For a long time, Iain thought he was the only boy who was abused by Father Barrie. He never saw anybody else being touched by him, and he never heard anybody say anything bad about him.
‘I don’t know of anybody in my age group that had any problems with this priest, so that’s the bit that baffled me. When you think of it, there should have been others. Why just me? Was it because I lived next-door to the presbytery? I don’t know…’
‘The more I kept thinking about it, I thought there had to be more in my age group. Because there was a hundred kids in Grade 2 or Grade 3, so there had to be.’
Iain grew up in the suburbs of Melbourne in the 1950s as the eldest child in a large family, with a devoutly Catholic mother. They attended the local Catholic school and the family lived just across from the convent. If the nuns needed jobs done they would stand outside and clap their hands until his mother sent one of the children out to help them. He described the nuns as ‘hard as nails’.
Iain became an altar boy, which made his mother extremely proud, and he thinks that’s how he came into Father Barrie’s orbit. When he was about nine or 10, Father Barrie started sexually abusing him. He would call him over and take him into a private room in the presbytery, where he would fondle and kiss him.
‘I think about it now and I think – even then when I really thought about it – that’s not normal. It just didn’t feel and seem normal but you were sworn to secrecy. He said “God’s up there watching everything you’re doing”. He basically said “It’s between you and me, it’s nothing to do with anybody else”. To make you feel locked into him I suppose. You can’t talk about it.’
Iain said Father Barrie played on his sense of trust, the thing that kids look for and yearn for most.
He remembers the abuse happening a few times, but thinks it probably happened more often than that. He particularly remembers the last time it happened.
‘He give me a whack on the bum just to say get out of here, as if it was my fault. I can remember this door slamming in the background. Now, whether the wind got it or the housekeeper come in the back door, I don’t know. Whether he thought he was going to get sprung, I don’t know. He give me one hell of a whack as if I was a bad boy, get out of here and that sort of stuff.

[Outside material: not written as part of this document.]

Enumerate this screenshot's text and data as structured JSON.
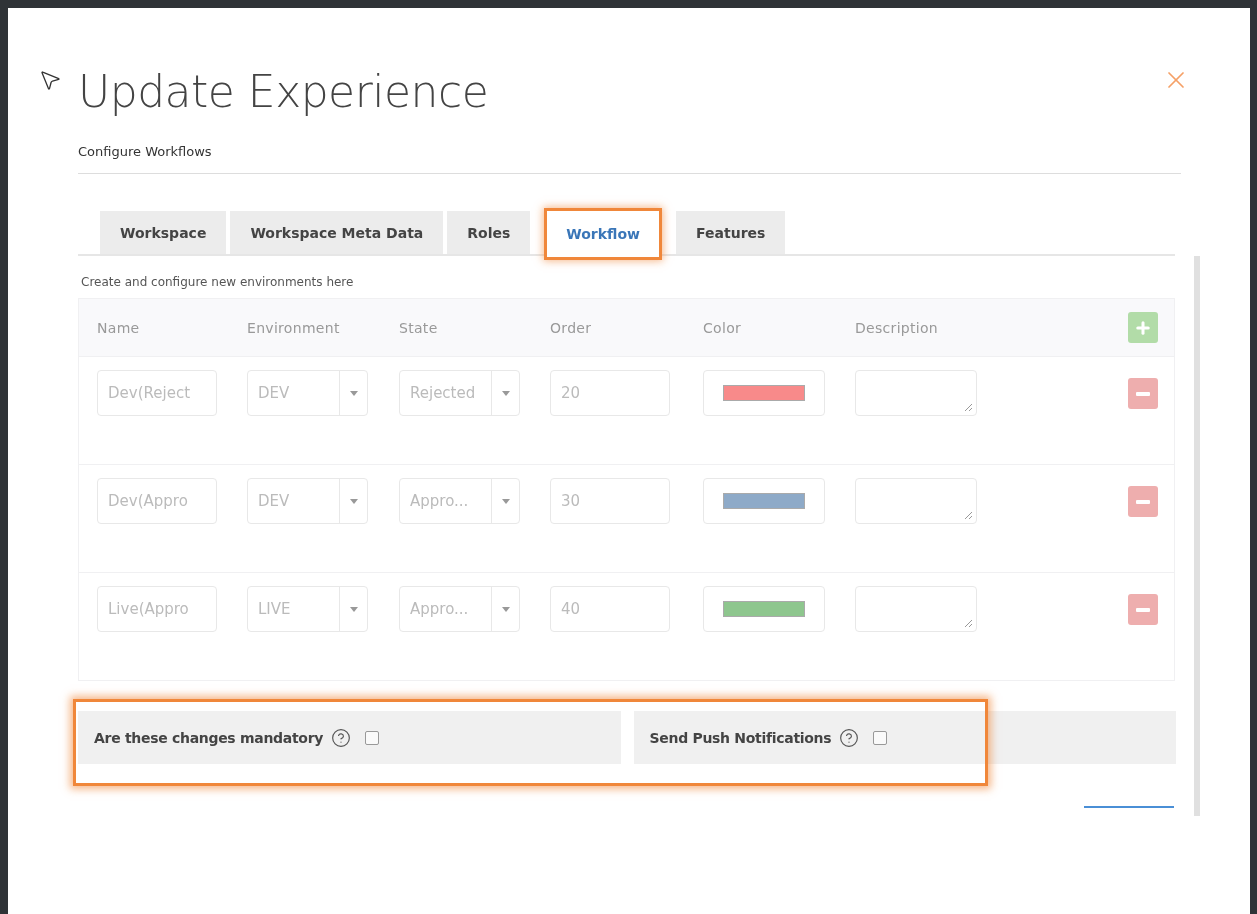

‘To be quite honest, I can never remember ever seeing him again, even as an altar boy. So whether they did move him on, I don’t know.’
Iain said he had no respect for priests at all and wanted to rebel against anything to do with the Church. He was asked to stop being an altar boy because of his attitude. He developed a distrust for people in authority, hated school and couldn’t wait to get out of there. At age 15 he went and got a junior level job in an industry that allowed him to work on his own a lot, and he has stayed in the industry for most of his working life.
The first person he ever told about the abuse was his mother, years later.
‘She just sat back. I remember her face just dropped. She said “Yeah, there was talk about something, that’s why he left”. And I thought hmm … She obviously had heard in the parish that something was going on. Not that her little boy would have been involved in it.
‘She just kept it to herself. I don’t even know if she told Dad because I certainly didn’t. What he would have done wouldn’t have been pleasant.’
After that, Iain pretty much kept the abuse to himself, pushing it down and working hard so he would be tired and could sleep well at night. But he said, ‘It’s still shoved back there. I don’t like bringing it up because I’m scared of what’ll come out. I don’t know what’s really hidden down deep’.
He married and had a child. That relationship didn’t last, but he remarried and had more children and he and his wife are still together. She knows about his past and is a great support to him, as are his children. Although the abuse played on his mind all his life, he didn’t seek professional help and didn’t tell anyone else until recently, when cases of child sexual abuse were making the news.
‘Something come out in the paper. Pell was saying “This never happened” and all that and it just ticked me off. I said “No, this is not true”.’
He is now going through a redress process with legal help and is happy with how things are moving ahead. He said the reason he started, and the reason he is telling his story now, is to try and prevent such things from happening in the future as it’s so important for children to feel safe.
‘The only regret I’ve got about the whole lot, besides the sexual part, is the parish priest we had prior to him was magnificent because he went out and got us cricket bats and wickets and we had a big bag of stuff we’d never had … So he went out and got the boys involved. And all the good things he done has been ripped apart by this other clown.’